Our next and final editorial session together will be Thursday 3rd May at 4:30 pm. We are going to have to be merciless about the items we cut in order to get it to fit 52 pages. We will spent the time placing pieces along the flat plan together.
Really looking forward to seeing the finalised version of the print magazine!
Last month, Ian McGuire, author of the celebrated novel, The North Water, visited Middlesex to answer questions from BA English students. The event was sold out and a great success. If you missed it, or would like to watch it again, here’s the footage of the discussion.
The North Water is causing a literary sensation: it’s currently one of the New York Times 10 Best Books of 2016, and was longlisted for the 2016 Man Booker Prize.

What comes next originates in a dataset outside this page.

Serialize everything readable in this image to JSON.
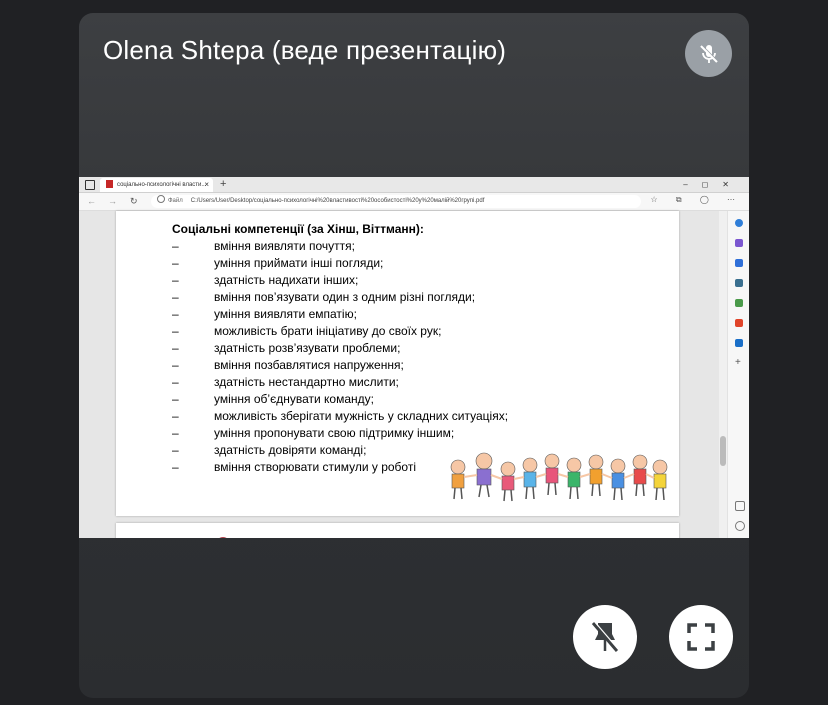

You can read more about the novel here:
A visceral and emotional piece of literary art, The North Water has been described by Andrew Haigh, the director of the forthcoming BBC adaptation of the novel, as “a darkly brilliant piece of work, propelled by a vision of the world that is both beautiful and brutal. It feels bracingly modern and is piercingly perceptive about the nature of what drives us all”.
This event offers the opportunity to hear McGuire respond to a number of searching questions about creative writing method and literary composition – all from Middlesex students.
Time will also be allotted for questions from the audience.
On February 13th a select group of first and second year BA English students braved the freezing cold, together with James Kenworth and myself for a tour of iconic and ever changing street art in Shoreditch.
We say everything: painted chewing gum, preserved Banksy satirical street art and newly painted graffiti; subtle and bold work; elaborate pieces and ‘anti-style’, old and new, expensive commercially commissioned murals and illegal vandalism.
All through the eyes of our tour guide, a local artist and illustrator who is closely connected and involved with the street art scene in London.
We even got a glimpse of some street artists that talked to us about their pieces!
It has literary references and explores lots of ideas relevant to work in English, e.g. about adaptation (without itself being an adaptation), creativity, and interpretation. Some things which have been seen as not fully working in the film (including about its ‘logic’) also raise interesting topics to talk about and we expect discussion also to focus on issues and questions about gender, genres, identity, value, . . .